      I imagine the Priest was well intentioned in his guidance but I would venture that he may not have seen all that many babies who were critically ill. I would hold up your experience as a perfect example of why we all need to have a good working understanding of this subject.

      In reality, situations that threaten the lives of wee ones are often unexpected and very rapid onset. I am of the opinion that excellent medical care can be pursued and undertaken while the parents needs and insistence for their rituals to be respected at the same time. We Catholic parents, however, simply cannot depend on the idea that a Priest will be handy or the Protestant pastor will fulfill our requests…there may be times we have to do it ourselves.
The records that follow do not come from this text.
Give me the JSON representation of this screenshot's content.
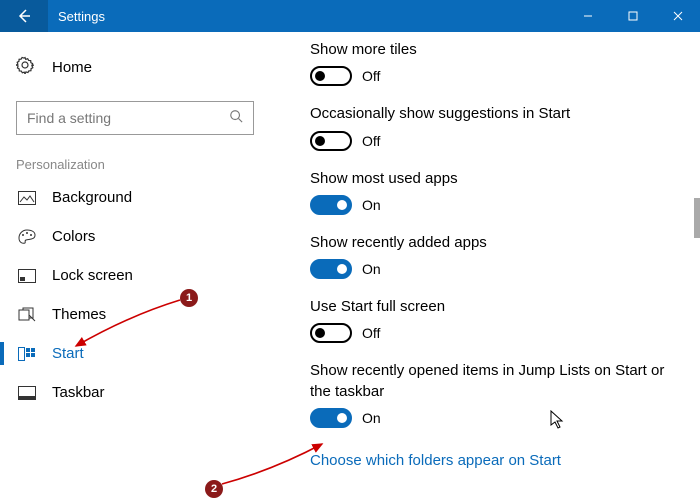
{
  "titlebar": {
    "title": "Settings"
  },
  "sidebar": {
    "home_label": "Home",
    "search_placeholder": "Find a setting",
    "section_label": "Personalization",
    "items": [
      {
        "label": "Background"
      },
      {
        "label": "Colors"
      },
      {
        "label": "Lock screen"
      },
      {
        "label": "Themes"
      },
      {
        "label": "Start"
      },
      {
        "label": "Taskbar"
      }
    ]
  },
  "content": {
    "settings": [
      {
        "title": "Show more tiles",
        "state": "off",
        "state_label": "Off"
      },
      {
        "title": "Occasionally show suggestions in Start",
        "state": "off",
        "state_label": "Off"
      },
      {
        "title": "Show most used apps",
        "state": "on",
        "state_label": "On"
      },
      {
        "title": "Show recently added apps",
        "state": "on",
        "state_label": "On"
      },
      {
        "title": "Use Start full screen",
        "state": "off",
        "state_label": "Off"
      },
      {
        "title": "Show recently opened items in Jump Lists on Start or the taskbar",
        "state": "on",
        "state_label": "On"
      }
    ],
    "link_text": "Choose which folders appear on Start"
  },
  "annotations": {
    "badge1": "1",
    "badge2": "2"
  }
}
  • Interesting timing. A few days after Beadboy3 was born (3 weeks ago tomorrow) we found out that he had a very rare heart defect (as do my other children, each one different; stop that, please, God), and might need surgery; I spent the next 24 hours running through the rules for emergency baptism (thanks, Mom, for telling me!) and wondering how quickly a priest could arrive at the hospital. Fortunately, it looks like he does not need surgery after all, so the baptism will happen as planned with my brother officiating (God willing), but thinking about that and the story above and all the stories the commentators have shared makes me get teary-eyed again. My prayers to all of you and the Russian couple.

    (Do I have enough parentheticals in this comment?)